Sometimes truth is stranger than fiction. It’s an old phrase — coined by Mark Twain according to most sources — and just occasionally it seems to be true. Certainly that seems to apply to the film Dog Day Afternoon; released in 1975, it was based on a New York bank robbery that had occurred only three years prior. And if even half of it is true, it’s rather strange indeed.
Al Pacino stars as Sonny, a young man who decides to hold up a bank one hot August afternoon. His partner, Sal, is played by John Cazale. It’s supposed to be a quick ten minute job. But their third partner chickens out before it begins, and things only go downhill from there. Before long, it’s turned into a hostage situation, and a massive media circus.
You just can’t get this kind of exposure in most towns.
Some films about robberies straightforward heist capers, and some are big showy action films. Dog Day Afternoon is a psychological drama. Pacino is relatively young here, but he’s fresh off The Godfather, and he’s in high form. Even though Sonny is up to his neck in doing the wrong thing, it’s still possible to feel sympathy for him, and it’s clear that his life was a shambles even before he made the decision to rob the bank. Pacino makes this obvious in Sonny’s mannerisms, his speech and choice of words (director Sidney Lumet reportedly let Pacino ad-lib much of his speech), and even just his expressions. Even when he’s silent, he’s putting in a great performance.
Pacino’s the undisputed star, but the rest of the cast also does very well with their roles. Cazale is imposing as Sal, who seems detached from everything but ultimately just wants to get out without any bloodshed. The employees at the bank, led by Sully Boyar and Penelope Allen, start off criticizing Sonny and Sal for their ineptitude, but quickly start showing signs of Stockholm Syndrome, showing as much concern for their captors as for themselves. It’s perhaps just a touch too quick for believability — or seems that way due to the need to compress half a day into two hours — but they sell it through their acting. And there’s a nice contrast between the way Sonny is treated by local Sergeant Moretti (Charles Durning) and FBI Agent Sheldon (James Broderick).
For one thing, Sheldon doesn’t get into an epic dance competition with Sonny.
Things take a bit of a turn for the strange as details of Sonny’s home life come out, and Chris Sarandon has a brief but memorable role as one of the key figures in Sonny’s life. As the audience gets to know more about Sonny, they get to feeling some sympathy for him, while at the same time seeing that there’s no way he wasn’t going to come to a bad end. And all the while director Sidney Lumet is gradually building up the tension, relying on stark silence (beyond the intro, there’s no background music in the film) to emphasize the isolation of the robbers and hostages, and showing the increased frenzy of the crowd outside. The idea that a bank robber could be championed as a hero by the public seems crazy, especially nowadays, but Lumet doesn’t shy away from it; he shows that the crowd is, in fact, as crazy as Sonny in their own way, and arguably crazier. After all, Sonny at least has his reasons; they’re just out for a show.

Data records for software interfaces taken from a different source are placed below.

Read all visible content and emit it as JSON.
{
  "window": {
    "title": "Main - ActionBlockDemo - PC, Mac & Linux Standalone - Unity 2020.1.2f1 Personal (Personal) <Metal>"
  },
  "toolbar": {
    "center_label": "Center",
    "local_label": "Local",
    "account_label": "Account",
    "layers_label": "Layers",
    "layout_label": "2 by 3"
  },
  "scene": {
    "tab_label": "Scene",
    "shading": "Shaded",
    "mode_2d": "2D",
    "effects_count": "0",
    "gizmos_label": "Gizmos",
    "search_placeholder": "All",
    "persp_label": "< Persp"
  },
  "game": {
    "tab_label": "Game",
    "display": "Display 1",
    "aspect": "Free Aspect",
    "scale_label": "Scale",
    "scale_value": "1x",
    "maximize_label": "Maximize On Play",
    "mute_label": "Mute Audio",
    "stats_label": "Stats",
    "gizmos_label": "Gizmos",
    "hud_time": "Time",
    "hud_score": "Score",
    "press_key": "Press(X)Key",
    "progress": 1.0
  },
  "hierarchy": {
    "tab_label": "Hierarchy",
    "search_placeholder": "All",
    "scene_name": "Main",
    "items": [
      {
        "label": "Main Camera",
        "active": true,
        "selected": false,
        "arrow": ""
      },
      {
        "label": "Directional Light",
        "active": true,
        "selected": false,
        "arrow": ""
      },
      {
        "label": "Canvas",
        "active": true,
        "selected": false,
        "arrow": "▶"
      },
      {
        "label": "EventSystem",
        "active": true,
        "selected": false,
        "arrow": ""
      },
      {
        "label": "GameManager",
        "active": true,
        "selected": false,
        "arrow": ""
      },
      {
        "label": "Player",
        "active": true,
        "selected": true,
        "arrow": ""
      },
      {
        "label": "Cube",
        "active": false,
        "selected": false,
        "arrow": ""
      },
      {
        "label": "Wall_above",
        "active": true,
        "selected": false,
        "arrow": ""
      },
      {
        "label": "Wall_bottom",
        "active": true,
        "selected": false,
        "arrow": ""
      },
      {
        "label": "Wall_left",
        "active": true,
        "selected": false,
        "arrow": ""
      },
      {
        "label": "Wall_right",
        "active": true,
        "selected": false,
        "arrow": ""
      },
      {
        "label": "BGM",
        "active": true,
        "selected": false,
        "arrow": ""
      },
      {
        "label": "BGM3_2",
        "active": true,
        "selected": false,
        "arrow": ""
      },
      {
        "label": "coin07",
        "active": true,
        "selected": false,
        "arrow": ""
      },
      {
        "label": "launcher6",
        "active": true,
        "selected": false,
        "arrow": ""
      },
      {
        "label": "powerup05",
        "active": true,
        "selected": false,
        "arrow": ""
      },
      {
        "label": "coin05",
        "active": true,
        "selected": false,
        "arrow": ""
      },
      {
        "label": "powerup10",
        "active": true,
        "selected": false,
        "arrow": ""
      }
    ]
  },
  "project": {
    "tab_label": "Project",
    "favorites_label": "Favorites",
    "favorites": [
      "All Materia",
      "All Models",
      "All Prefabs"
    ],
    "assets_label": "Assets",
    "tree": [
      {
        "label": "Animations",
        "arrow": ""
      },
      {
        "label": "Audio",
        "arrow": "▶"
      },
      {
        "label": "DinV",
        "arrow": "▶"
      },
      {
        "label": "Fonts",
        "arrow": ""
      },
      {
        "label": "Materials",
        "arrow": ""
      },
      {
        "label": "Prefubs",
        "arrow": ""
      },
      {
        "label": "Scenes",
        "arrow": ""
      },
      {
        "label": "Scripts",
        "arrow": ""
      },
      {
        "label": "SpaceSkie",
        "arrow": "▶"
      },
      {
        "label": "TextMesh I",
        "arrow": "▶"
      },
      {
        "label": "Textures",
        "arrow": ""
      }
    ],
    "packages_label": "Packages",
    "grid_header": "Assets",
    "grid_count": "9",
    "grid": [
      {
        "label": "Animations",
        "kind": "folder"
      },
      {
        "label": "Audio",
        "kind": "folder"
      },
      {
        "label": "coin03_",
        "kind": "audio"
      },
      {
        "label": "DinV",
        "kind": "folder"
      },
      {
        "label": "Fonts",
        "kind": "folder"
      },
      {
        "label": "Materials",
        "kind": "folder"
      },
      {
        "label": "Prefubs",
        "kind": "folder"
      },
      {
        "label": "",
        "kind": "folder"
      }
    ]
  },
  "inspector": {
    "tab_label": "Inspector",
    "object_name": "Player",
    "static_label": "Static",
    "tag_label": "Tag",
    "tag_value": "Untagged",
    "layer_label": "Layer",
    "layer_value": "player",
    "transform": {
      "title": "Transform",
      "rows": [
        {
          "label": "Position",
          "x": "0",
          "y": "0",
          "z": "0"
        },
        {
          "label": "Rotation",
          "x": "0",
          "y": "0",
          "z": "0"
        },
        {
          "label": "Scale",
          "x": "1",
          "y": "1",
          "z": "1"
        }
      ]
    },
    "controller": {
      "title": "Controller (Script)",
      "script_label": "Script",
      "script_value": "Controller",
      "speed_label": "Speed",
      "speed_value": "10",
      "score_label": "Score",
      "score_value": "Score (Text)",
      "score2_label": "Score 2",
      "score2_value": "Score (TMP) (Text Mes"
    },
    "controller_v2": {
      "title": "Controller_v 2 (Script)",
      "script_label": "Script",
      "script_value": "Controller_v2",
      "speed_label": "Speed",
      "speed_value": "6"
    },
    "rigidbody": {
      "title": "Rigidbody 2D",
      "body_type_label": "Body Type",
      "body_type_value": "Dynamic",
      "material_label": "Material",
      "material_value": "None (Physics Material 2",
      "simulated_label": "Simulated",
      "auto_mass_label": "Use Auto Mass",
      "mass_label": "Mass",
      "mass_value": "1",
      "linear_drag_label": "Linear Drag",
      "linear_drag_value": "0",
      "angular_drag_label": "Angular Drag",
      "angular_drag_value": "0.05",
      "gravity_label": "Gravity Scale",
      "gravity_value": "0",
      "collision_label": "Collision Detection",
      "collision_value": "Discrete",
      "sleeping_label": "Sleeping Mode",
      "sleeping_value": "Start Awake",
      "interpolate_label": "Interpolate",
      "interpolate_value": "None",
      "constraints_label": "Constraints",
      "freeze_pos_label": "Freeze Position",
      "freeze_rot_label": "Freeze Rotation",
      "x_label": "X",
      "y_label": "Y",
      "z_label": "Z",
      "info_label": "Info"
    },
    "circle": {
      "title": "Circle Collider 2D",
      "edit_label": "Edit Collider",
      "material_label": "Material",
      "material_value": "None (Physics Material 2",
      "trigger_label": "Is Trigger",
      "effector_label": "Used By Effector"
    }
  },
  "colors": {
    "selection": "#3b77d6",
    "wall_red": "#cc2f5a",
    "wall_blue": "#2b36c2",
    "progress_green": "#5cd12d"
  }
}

Dog Day Afternoon is an intense and somewhat strange film — strange in that although its plot is quite straightforward, it’s not really driven by its plot so much as by its characters. And the characters are full of quirks and oddities and feel all the more real for it. There’s even some dark humor here and there which manages to avoid lessening the tension while still providing a laugh. It’s one of the best performances out of Pacino that I’ve seen, and it’s a great film overall.